This collaboration between Islay’s Bowmore and Aston Martin is about luxury. The blend of this single malt follows the golden ratio to create an aesthetically pleasing vibe. The base is 61.8% 21-year-old single malt aged in first-fill Pedro Ximenez and Oloroso sherry casks. The rest of the blend is equal parts of Bowmore’s other casks that are at least 21 years old ranging up to 35 years old.
This is delicious but, again, barely peated. This is way more bourbon and sherry forward than peat forward. It’s fruity and spicy and creamy. This is just great whisky that has no rough edges and only a whisper of sweet earthy peatiness.
1. Ardbeg Traigh Bhan 19 Years Old — Taste 6
Average Price: $360
This is Ardbeg’s yearly release of special batches of 19-year-old peaty malt. The whisky is Ardbeg’s signature, heavily peated whisky that’s bottled during a “haar.” That’s a thick and briny foggy morning on Islay, which imparts that x-factor into the whisky before it goes into the bottle.
This should be a peat monster but it’s too complex to call it that. Yes, it’s heavily peated but the layers of fruit and tea and toffee and so much more elevate this beyond just being a “peated” whisky to a great whisky.
Part 3: Final Thoughts
This ended up being a bit of a journey. I’d start with the Talisker 10 as a “dip the toe in” pour. It’s so accessible and even keeled while offering hints at peat. After that, try some Bowmore and maybe Oban. Then if you’re brave enough, tackle the Laphroaig and Ardbeg. Though, I’d highly recommend trying a pour at your favorite whisk(e)y bar before committing to a whole bottle.
All of that said, that Ardbeg really is a stellar pour of whisky. It’s just so… interesting and complex.

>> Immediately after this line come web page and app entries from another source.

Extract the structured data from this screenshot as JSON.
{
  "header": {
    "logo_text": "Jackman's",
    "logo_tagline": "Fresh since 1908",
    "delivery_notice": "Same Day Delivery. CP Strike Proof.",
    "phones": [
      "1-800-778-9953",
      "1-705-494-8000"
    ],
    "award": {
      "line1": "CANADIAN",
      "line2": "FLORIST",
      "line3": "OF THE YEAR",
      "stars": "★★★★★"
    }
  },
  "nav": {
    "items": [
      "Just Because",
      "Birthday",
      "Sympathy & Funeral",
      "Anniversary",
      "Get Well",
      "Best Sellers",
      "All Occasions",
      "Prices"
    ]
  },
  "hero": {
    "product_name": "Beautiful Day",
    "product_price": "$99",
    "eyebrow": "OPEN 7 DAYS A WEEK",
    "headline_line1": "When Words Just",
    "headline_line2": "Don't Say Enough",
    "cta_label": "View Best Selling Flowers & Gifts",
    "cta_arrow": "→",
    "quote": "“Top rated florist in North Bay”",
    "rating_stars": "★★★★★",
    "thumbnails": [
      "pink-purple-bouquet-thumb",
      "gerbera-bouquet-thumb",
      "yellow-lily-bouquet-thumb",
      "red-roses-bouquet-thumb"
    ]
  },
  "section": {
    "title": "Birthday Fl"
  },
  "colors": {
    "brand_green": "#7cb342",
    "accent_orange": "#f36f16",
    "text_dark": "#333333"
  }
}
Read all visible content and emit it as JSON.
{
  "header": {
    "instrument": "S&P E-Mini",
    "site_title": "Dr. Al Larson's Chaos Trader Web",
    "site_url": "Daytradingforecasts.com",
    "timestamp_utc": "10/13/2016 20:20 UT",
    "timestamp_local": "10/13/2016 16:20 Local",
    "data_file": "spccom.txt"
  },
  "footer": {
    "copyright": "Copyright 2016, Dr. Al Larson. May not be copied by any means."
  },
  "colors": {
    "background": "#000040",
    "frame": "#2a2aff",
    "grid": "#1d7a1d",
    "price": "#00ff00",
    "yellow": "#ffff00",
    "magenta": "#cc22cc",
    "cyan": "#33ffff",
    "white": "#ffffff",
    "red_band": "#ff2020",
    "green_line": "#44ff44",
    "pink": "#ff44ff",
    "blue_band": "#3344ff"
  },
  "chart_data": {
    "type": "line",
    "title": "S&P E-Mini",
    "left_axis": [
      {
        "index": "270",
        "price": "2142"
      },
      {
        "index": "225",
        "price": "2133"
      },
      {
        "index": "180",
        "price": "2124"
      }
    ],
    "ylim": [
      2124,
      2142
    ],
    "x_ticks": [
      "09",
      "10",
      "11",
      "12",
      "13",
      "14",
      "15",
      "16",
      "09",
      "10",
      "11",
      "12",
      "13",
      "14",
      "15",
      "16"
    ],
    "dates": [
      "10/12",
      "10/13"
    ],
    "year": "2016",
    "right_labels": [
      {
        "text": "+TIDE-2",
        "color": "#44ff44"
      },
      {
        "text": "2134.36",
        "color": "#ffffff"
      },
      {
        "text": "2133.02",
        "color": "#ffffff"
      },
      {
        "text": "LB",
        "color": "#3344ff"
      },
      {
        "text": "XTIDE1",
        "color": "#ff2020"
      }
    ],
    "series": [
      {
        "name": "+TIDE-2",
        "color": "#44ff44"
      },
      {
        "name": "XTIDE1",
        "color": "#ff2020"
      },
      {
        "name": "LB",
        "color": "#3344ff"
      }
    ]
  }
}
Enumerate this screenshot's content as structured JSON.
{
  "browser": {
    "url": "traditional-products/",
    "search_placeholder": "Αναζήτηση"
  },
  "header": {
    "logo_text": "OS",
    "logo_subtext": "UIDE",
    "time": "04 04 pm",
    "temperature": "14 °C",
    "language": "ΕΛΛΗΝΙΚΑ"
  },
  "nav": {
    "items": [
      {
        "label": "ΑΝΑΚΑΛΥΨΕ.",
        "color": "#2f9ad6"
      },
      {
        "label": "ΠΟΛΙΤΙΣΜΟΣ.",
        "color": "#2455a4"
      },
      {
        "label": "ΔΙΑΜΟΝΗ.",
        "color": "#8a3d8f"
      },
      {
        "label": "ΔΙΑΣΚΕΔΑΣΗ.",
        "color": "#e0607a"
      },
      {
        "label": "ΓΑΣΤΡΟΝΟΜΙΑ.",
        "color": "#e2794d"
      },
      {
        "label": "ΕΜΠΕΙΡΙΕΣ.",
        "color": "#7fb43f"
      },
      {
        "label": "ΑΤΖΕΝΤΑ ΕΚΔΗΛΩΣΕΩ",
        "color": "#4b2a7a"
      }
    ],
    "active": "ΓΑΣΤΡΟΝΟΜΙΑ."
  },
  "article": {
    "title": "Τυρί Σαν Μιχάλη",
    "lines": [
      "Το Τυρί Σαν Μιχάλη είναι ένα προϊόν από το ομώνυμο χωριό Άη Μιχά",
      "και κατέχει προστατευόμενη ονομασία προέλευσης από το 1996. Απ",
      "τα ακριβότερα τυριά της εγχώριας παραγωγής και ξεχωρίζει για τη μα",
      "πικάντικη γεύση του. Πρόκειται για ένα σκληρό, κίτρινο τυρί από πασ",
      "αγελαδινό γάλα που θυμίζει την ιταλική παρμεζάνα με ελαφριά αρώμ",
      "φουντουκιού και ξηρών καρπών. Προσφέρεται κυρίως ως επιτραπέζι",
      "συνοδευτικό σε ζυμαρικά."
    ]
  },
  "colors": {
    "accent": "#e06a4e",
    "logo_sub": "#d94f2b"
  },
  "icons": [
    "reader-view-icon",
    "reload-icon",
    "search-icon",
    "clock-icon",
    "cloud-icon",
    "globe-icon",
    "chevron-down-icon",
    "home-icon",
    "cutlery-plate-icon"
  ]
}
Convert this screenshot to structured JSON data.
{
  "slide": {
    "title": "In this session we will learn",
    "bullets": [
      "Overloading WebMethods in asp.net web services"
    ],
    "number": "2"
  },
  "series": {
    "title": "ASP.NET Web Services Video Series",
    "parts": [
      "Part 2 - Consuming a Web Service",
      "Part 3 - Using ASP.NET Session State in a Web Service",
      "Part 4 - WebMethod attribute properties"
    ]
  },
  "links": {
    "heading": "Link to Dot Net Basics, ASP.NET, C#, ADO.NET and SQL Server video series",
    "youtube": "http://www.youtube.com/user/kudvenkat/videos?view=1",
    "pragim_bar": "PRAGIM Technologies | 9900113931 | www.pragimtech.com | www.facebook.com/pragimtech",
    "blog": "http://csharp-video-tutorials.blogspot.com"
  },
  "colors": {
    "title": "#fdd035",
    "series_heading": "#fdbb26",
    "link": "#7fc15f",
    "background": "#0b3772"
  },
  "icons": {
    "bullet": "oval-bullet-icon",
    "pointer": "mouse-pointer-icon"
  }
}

It’s one of those pours you just keep wanting to go back to so you can find new depths in the nose and palate. There’s a ton buried in there, so make sure you add a little water on your Ardbeg journey.